▶ _DATA SHOWN_

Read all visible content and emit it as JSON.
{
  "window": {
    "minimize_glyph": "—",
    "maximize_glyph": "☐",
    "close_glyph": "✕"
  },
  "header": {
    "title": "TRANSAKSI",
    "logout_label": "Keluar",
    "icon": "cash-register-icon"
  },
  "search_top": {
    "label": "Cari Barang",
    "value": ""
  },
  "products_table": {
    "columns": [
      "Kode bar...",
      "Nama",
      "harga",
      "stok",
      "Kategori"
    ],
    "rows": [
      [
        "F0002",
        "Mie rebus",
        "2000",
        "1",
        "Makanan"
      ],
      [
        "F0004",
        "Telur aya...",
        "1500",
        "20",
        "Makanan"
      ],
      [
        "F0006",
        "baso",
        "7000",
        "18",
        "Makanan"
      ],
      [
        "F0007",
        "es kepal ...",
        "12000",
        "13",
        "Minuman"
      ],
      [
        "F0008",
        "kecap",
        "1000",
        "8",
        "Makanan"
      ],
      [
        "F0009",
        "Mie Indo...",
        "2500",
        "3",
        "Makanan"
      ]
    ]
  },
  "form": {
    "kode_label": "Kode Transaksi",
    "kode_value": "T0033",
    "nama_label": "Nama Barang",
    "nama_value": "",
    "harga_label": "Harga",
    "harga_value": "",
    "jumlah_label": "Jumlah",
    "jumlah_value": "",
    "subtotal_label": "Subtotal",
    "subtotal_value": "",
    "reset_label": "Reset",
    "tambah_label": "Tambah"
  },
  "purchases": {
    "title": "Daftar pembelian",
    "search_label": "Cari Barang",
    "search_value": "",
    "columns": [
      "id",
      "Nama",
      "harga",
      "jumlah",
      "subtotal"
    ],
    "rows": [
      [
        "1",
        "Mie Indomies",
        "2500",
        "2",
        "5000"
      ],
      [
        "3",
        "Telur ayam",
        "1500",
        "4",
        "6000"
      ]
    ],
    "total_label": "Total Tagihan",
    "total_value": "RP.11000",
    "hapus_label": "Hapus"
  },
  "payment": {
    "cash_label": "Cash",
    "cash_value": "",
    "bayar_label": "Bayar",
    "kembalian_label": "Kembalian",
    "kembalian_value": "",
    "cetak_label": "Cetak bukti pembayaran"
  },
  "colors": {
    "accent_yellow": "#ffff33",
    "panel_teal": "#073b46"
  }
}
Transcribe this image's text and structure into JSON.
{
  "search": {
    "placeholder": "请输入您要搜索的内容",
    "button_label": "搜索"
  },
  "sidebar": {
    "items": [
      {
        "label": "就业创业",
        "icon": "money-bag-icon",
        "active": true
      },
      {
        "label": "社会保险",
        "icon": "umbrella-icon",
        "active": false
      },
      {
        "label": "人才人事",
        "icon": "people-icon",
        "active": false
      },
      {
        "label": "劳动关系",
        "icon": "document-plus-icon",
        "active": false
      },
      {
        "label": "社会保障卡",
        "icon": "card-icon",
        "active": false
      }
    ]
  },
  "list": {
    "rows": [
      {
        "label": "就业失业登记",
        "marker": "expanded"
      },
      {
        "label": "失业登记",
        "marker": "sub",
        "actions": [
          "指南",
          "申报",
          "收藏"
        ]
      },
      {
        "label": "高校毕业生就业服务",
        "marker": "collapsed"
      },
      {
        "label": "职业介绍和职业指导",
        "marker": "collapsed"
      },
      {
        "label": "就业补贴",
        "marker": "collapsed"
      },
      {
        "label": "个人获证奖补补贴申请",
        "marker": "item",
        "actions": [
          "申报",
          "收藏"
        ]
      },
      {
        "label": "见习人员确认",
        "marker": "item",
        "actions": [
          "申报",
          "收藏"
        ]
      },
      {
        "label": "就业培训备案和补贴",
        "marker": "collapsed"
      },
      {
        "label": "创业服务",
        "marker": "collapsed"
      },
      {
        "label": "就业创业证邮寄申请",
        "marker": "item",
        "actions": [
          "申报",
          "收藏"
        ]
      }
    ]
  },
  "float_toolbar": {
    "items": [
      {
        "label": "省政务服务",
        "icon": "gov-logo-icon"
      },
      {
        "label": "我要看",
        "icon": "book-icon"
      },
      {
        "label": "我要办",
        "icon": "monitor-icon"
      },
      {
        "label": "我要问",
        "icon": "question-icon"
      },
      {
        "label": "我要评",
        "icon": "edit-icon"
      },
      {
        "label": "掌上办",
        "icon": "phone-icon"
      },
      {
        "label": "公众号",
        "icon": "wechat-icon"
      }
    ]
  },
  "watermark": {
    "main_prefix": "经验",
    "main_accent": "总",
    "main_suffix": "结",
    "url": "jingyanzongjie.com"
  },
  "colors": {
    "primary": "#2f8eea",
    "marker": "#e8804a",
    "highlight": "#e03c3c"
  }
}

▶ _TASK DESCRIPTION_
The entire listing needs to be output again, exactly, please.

▶ _WRITTEN SOLUTION_
Read all visible content and emit it as JSON.
{
  "window": {
    "minimize_glyph": "—",
    "maximize_glyph": "☐",
    "close_glyph": "✕"
  },
  "header": {
    "title": "TRANSAKSI",
    "logout_label": "Keluar",
    "icon": "cash-register-icon"
  },
  "search_top": {
    "label": "Cari Barang",
    "value": ""
  },
  "products_table": {
    "columns": [
      "Kode bar...",
      "Nama",
      "harga",
      "stok",
      "Kategori"
    ],
    "rows": [
      [
        "F0002",
        "Mie rebus",
        "2000",
        "1",
        "Makanan"
      ],
      [
        "F0004",
        "Telur aya...",
        "1500",
        "20",
        "Makanan"
      ],
      [
        "F0006",
        "baso",
        "7000",
        "18",
        "Makanan"
      ],
      [
        "F0007",
        "es kepal ...",
        "12000",
        "13",
        "Minuman"
      ],
      [
        "F0008",
        "kecap",
        "1000",
        "8",
        "Makanan"
      ],
      [
        "F0009",
        "Mie Indo...",
        "2500",
        "3",
        "Makanan"
      ]
    ]
  },
  "form": {
    "kode_label": "Kode Transaksi",
    "kode_value": "T0033",
    "nama_label": "Nama Barang",
    "nama_value": "",
    "harga_label": "Harga",
    "harga_value": "",
    "jumlah_label": "Jumlah",
    "jumlah_value": "",
    "subtotal_label": "Subtotal",
    "subtotal_value": "",
    "reset_label": "Reset",
    "tambah_label": "Tambah"
  },
  "purchases": {
    "title": "Daftar pembelian",
    "search_label": "Cari Barang",
    "search_value": "",
    "columns": [
      "id",
      "Nama",
      "harga",
      "jumlah",
      "subtotal"
    ],
    "rows": [
      [
        "1",
        "Mie Indomies",
        "2500",
        "2",
        "5000"
      ],
      [
        "3",
        "Telur ayam",
        "1500",
        "4",
        "6000"
      ]
    ],
    "total_label": "Total Tagihan",
    "total_value": "RP.11000",
    "hapus_label": "Hapus"
  },
  "payment": {
    "cash_label": "Cash",
    "cash_value": "",
    "bayar_label": "Bayar",
    "kembalian_label": "Kembalian",
    "kembalian_value": "",
    "cetak_label": "Cetak bukti pembayaran"
  },
  "colors": {
    "accent_yellow": "#ffff33",
    "panel_teal": "#073b46"
  }
}
Transcribe this image's text and structure into JSON.
{
  "search": {
    "placeholder": "请输入您要搜索的内容",
    "button_label": "搜索"
  },
  "sidebar": {
    "items": [
      {
        "label": "就业创业",
        "icon": "money-bag-icon",
        "active": true
      },
      {
        "label": "社会保险",
        "icon": "umbrella-icon",
        "active": false
      },
      {
        "label": "人才人事",
        "icon": "people-icon",
        "active": false
      },
      {
        "label": "劳动关系",
        "icon": "document-plus-icon",
        "active": false
      },
      {
        "label": "社会保障卡",
        "icon": "card-icon",
        "active": false
      }
    ]
  },
  "list": {
    "rows": [
      {
        "label": "就业失业登记",
        "marker": "expanded"
      },
      {
        "label": "失业登记",
        "marker": "sub",
        "actions": [
          "指南",
          "申报",
          "收藏"
        ]
      },
      {
        "label": "高校毕业生就业服务",
        "marker": "collapsed"
      },
      {
        "label": "职业介绍和职业指导",
        "marker": "collapsed"
      },
      {
        "label": "就业补贴",
        "marker": "collapsed"
      },
      {
        "label": "个人获证奖补补贴申请",
        "marker": "item",
        "actions": [
          "申报",
          "收藏"
        ]
      },
      {
        "label": "见习人员确认",
        "marker": "item",
        "actions": [
          "申报",
          "收藏"
        ]
      },
      {
        "label": "就业培训备案和补贴",
        "marker": "collapsed"
      },
      {
        "label": "创业服务",
        "marker": "collapsed"
      },
      {
        "label": "就业创业证邮寄申请",
        "marker": "item",
        "actions": [
          "申报",
          "收藏"
        ]
      }
    ]
  },
  "float_toolbar": {
    "items": [
      {
        "label": "省政务服务",
        "icon": "gov-logo-icon"
      },
      {
        "label": "我要看",
        "icon": "book-icon"
      },
      {
        "label": "我要办",
        "icon": "monitor-icon"
      },
      {
        "label": "我要问",
        "icon": "question-icon"
      },
      {
        "label": "我要评",
        "icon": "edit-icon"
      },
      {
        "label": "掌上办",
        "icon": "phone-icon"
      },
      {
        "label": "公众号",
        "icon": "wechat-icon"
      }
    ]
  },
  "watermark": {
    "main_prefix": "经验",
    "main_accent": "总",
    "main_suffix": "结",
    "url": "jingyanzongjie.com"
  },
  "colors": {
    "primary": "#2f8eea",
    "marker": "#e8804a",
    "highlight": "#e03c3c"
  }
}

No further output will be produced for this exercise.